== SUPPLIED DATA

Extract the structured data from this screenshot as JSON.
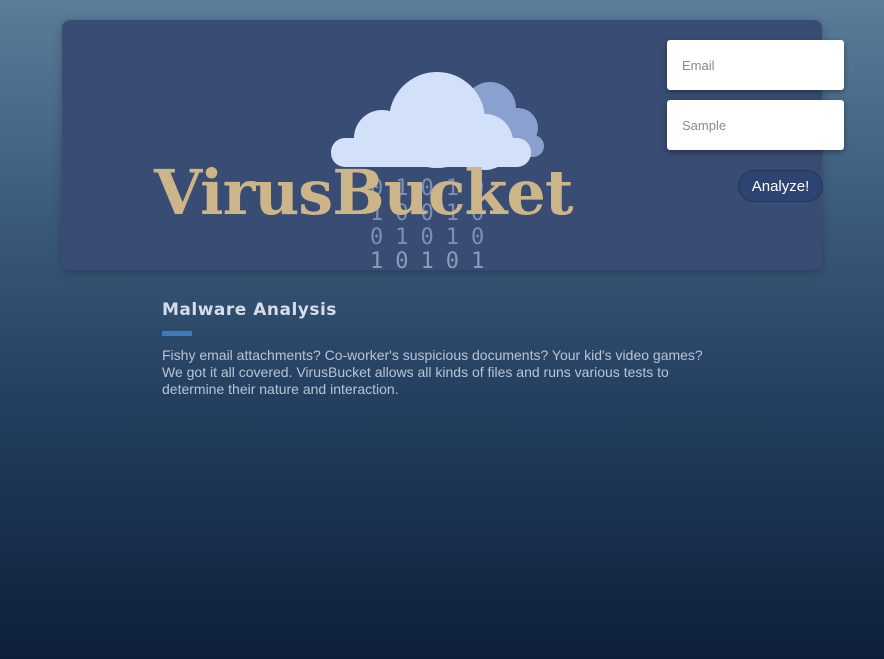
{
  "brand": {
    "name": "VirusBucket",
    "binary_rows": [
      "01010",
      "10010",
      "01010",
      "10101"
    ]
  },
  "form": {
    "email_placeholder": "Email",
    "sample_placeholder": "Sample",
    "submit_label": "Analyze!"
  },
  "section": {
    "title": "Malware Analysis",
    "body": "Fishy email attachments? Co-worker's suspicious documents? Your kid's video games? We got it all covered. VirusBucket allows all kinds of files and runs various tests to determine their nature and interaction."
  },
  "colors": {
    "hero_bg": "#394c73",
    "logo_text": "#cdb58a",
    "cloud_front": "#d3e0fa",
    "cloud_back": "#8aa1cf",
    "accent_bar": "#3b7dbf",
    "button_bg": "#2e4470"
  }
}
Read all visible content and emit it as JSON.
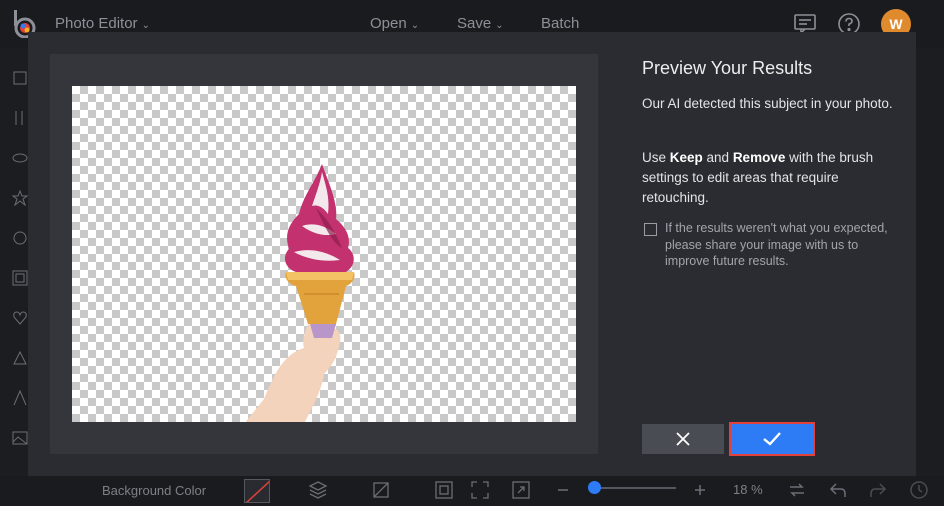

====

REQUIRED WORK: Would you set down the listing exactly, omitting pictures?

ANSWER TO THIS TASK:
Extract the structured data from this screenshot as JSON.
{
  "brand": {
    "name": "VirusBucket",
    "binary_rows": [
      "01010",
      "10010",
      "01010",
      "10101"
    ]
  },
  "form": {
    "email_placeholder": "Email",
    "sample_placeholder": "Sample",
    "submit_label": "Analyze!"
  },
  "section": {
    "title": "Malware Analysis",
    "body": "Fishy email attachments? Co-worker's suspicious documents? Your kid's video games? We got it all covered. VirusBucket allows all kinds of files and runs various tests to determine their nature and interaction."
  },
  "colors": {
    "hero_bg": "#394c73",
    "logo_text": "#cdb58a",
    "cloud_front": "#d3e0fa",
    "cloud_back": "#8aa1cf",
    "accent_bar": "#3b7dbf",
    "button_bg": "#2e4470"
  }
}
Read all visible content and emit it as JSON.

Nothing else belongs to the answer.